Source information START

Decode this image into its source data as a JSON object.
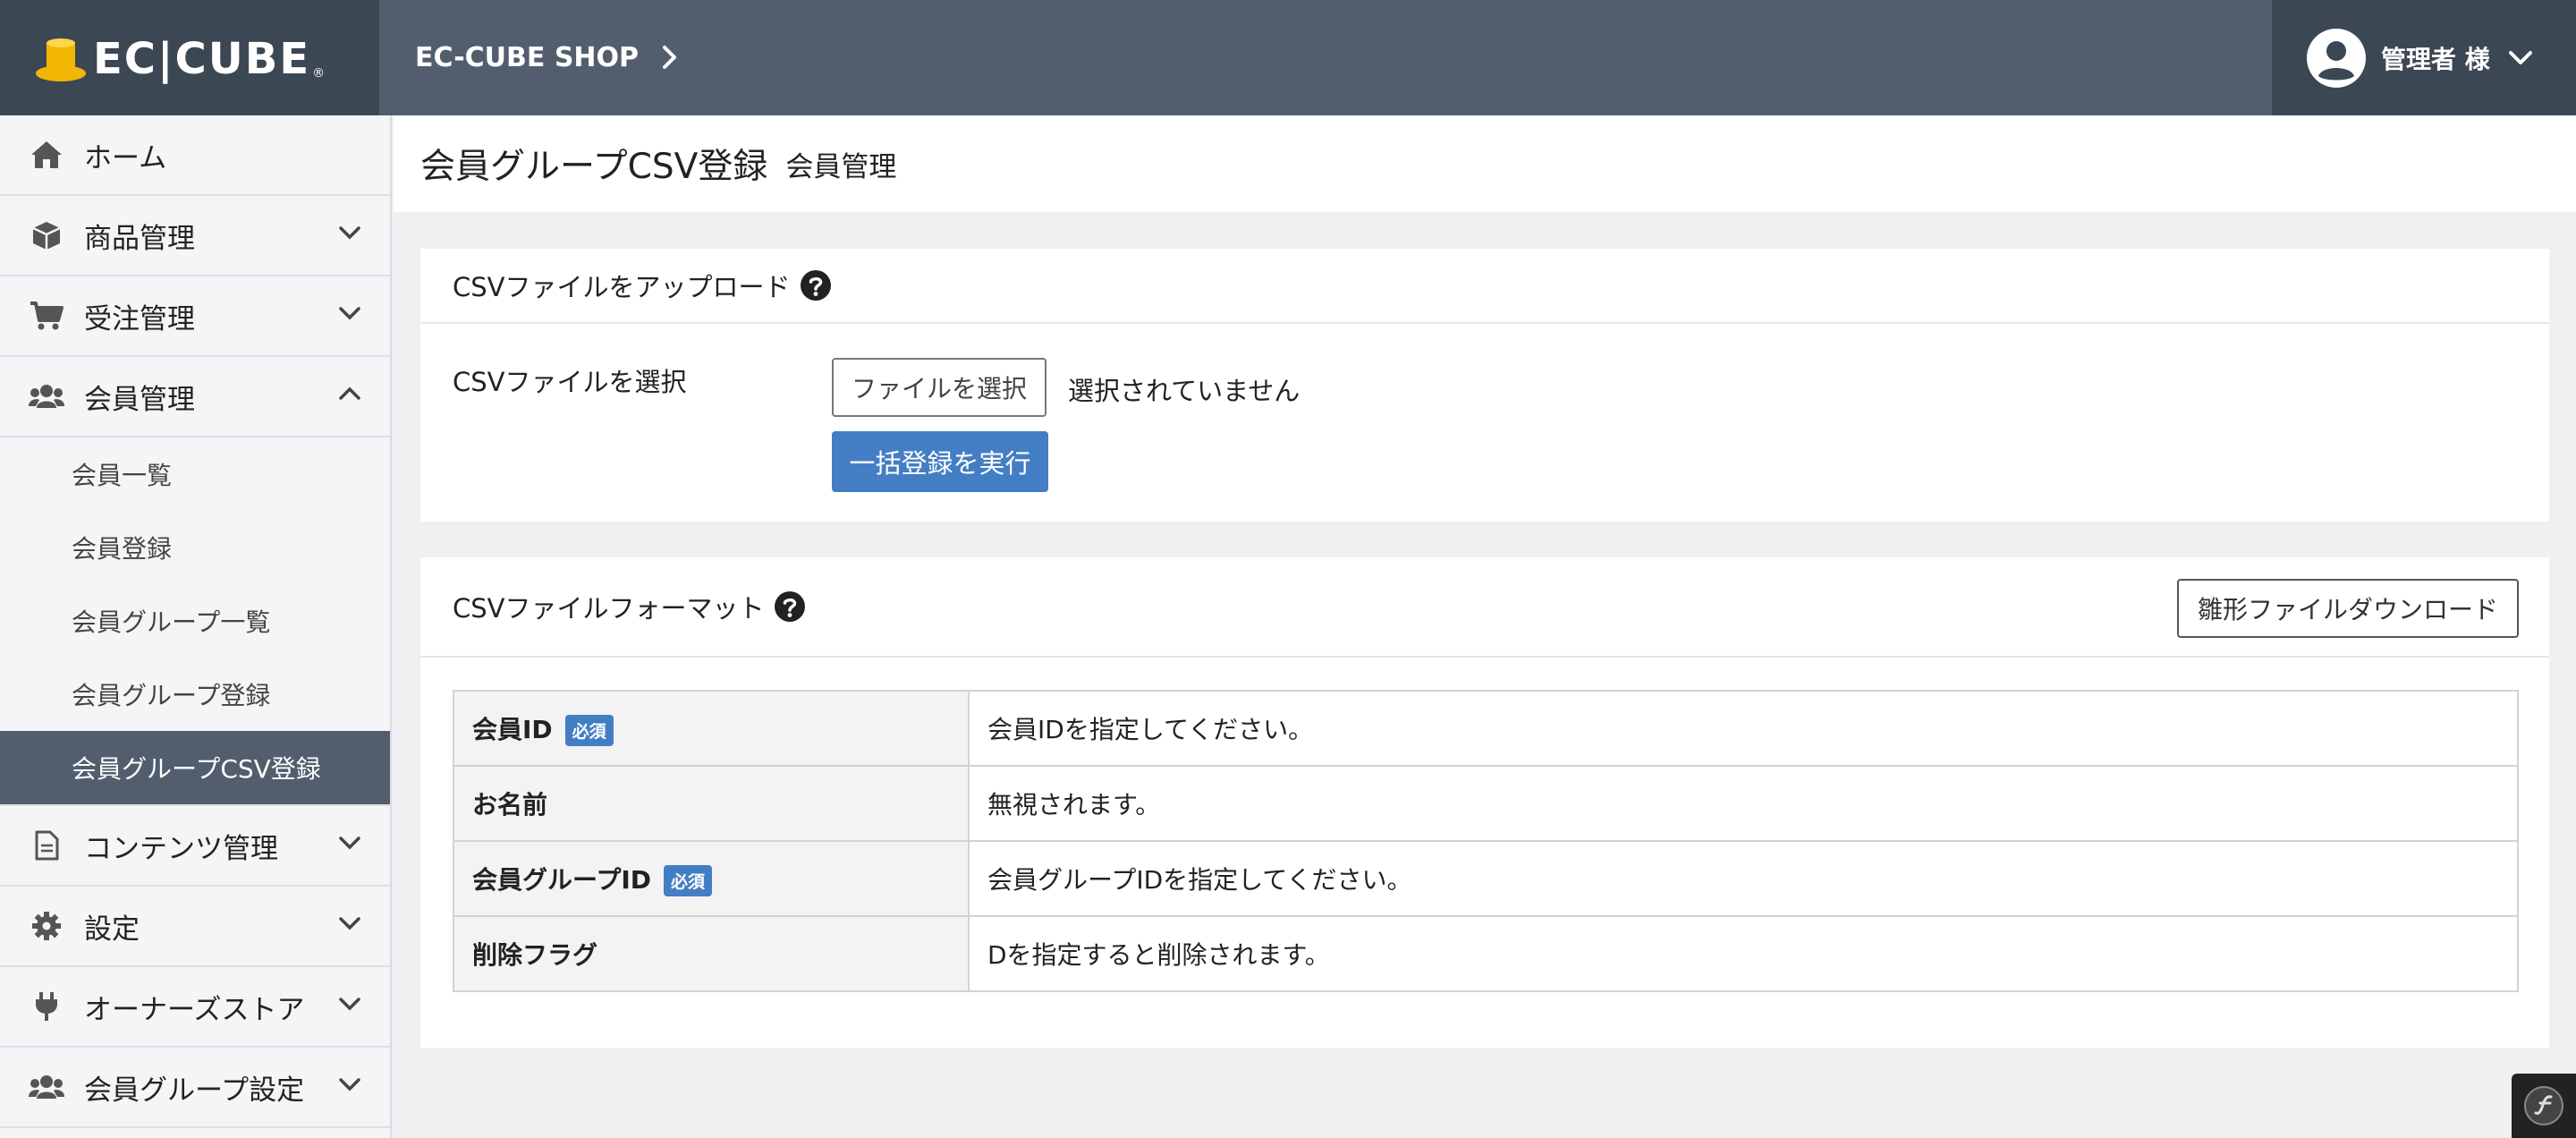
{
  "header": {
    "logo_text": "EC|CUBE",
    "logo_reg": "®",
    "shop_name": "EC-CUBE SHOP",
    "user_name": "管理者 様"
  },
  "sidebar": {
    "items": [
      {
        "label": "ホーム",
        "icon": "home-icon"
      },
      {
        "label": "商品管理",
        "icon": "box-icon"
      },
      {
        "label": "受注管理",
        "icon": "cart-icon"
      },
      {
        "label": "会員管理",
        "icon": "users-icon"
      },
      {
        "label": "コンテンツ管理",
        "icon": "file-icon"
      },
      {
        "label": "設定",
        "icon": "gear-icon"
      },
      {
        "label": "オーナーズストア",
        "icon": "plug-icon"
      },
      {
        "label": "会員グループ設定",
        "icon": "users-icon"
      }
    ],
    "sub_items": [
      {
        "label": "会員一覧"
      },
      {
        "label": "会員登録"
      },
      {
        "label": "会員グループ一覧"
      },
      {
        "label": "会員グループ登録"
      },
      {
        "label": "会員グループCSV登録"
      }
    ]
  },
  "page": {
    "title": "会員グループCSV登録",
    "subtitle": "会員管理"
  },
  "upload": {
    "heading": "CSVファイルをアップロード",
    "row_label": "CSVファイルを選択",
    "file_button": "ファイルを選択",
    "file_status": "選択されていません",
    "submit": "一括登録を実行"
  },
  "format": {
    "heading": "CSVファイルフォーマット",
    "download_button": "雛形ファイルダウンロード",
    "required_badge": "必須",
    "rows": [
      {
        "field": "会員ID",
        "required": true,
        "desc": "会員IDを指定してください。"
      },
      {
        "field": "お名前",
        "required": false,
        "desc": "無視されます。"
      },
      {
        "field": "会員グループID",
        "required": true,
        "desc": "会員グループIDを指定してください。"
      },
      {
        "field": "削除フラグ",
        "required": false,
        "desc": "Dを指定すると削除されます。"
      }
    ]
  },
  "colors": {
    "header": "#525e6e",
    "header_dark": "#3c4754",
    "accent": "#437ec4",
    "logo_gold": "#f2b705"
  }
}
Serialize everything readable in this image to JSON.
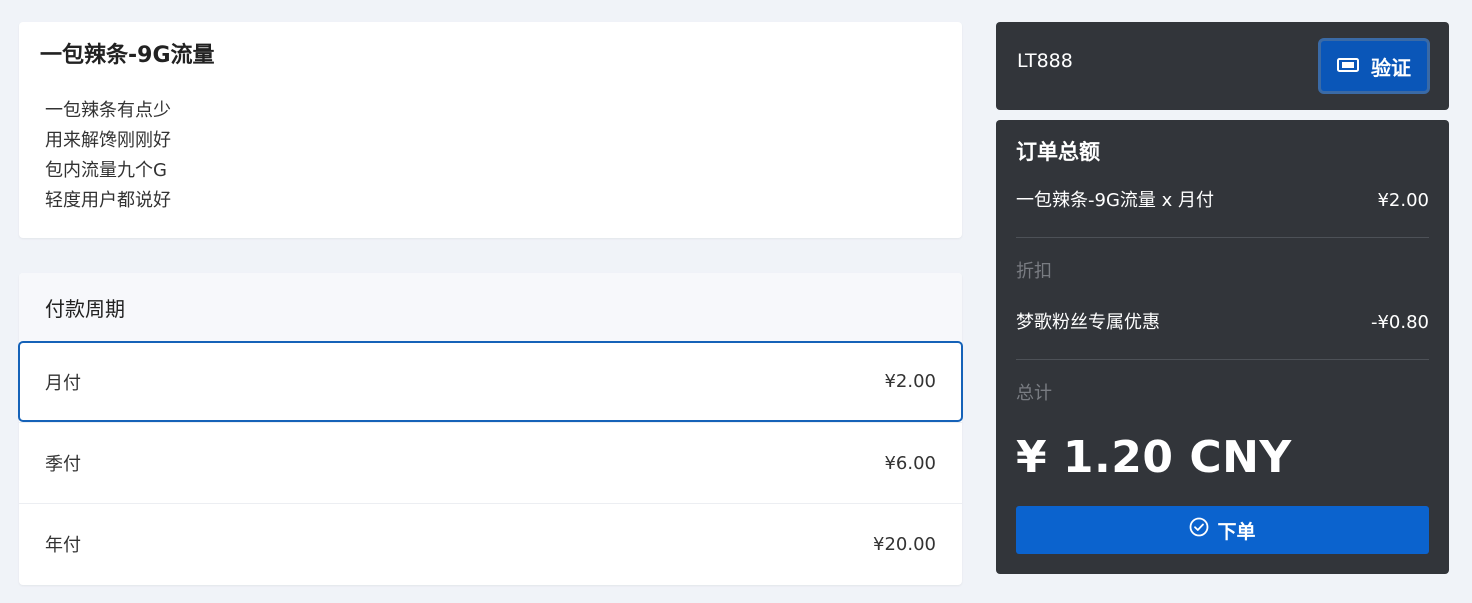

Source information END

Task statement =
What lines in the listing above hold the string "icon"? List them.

Exercise response =
        "icon": "home-icon"
        "icon": "box-icon"
        "icon": "cart-icon"
        "icon": "users-icon"
        "icon": "file-icon"
        "icon": "gear-icon"
        "icon": "plug-icon"
        "icon": "users-icon"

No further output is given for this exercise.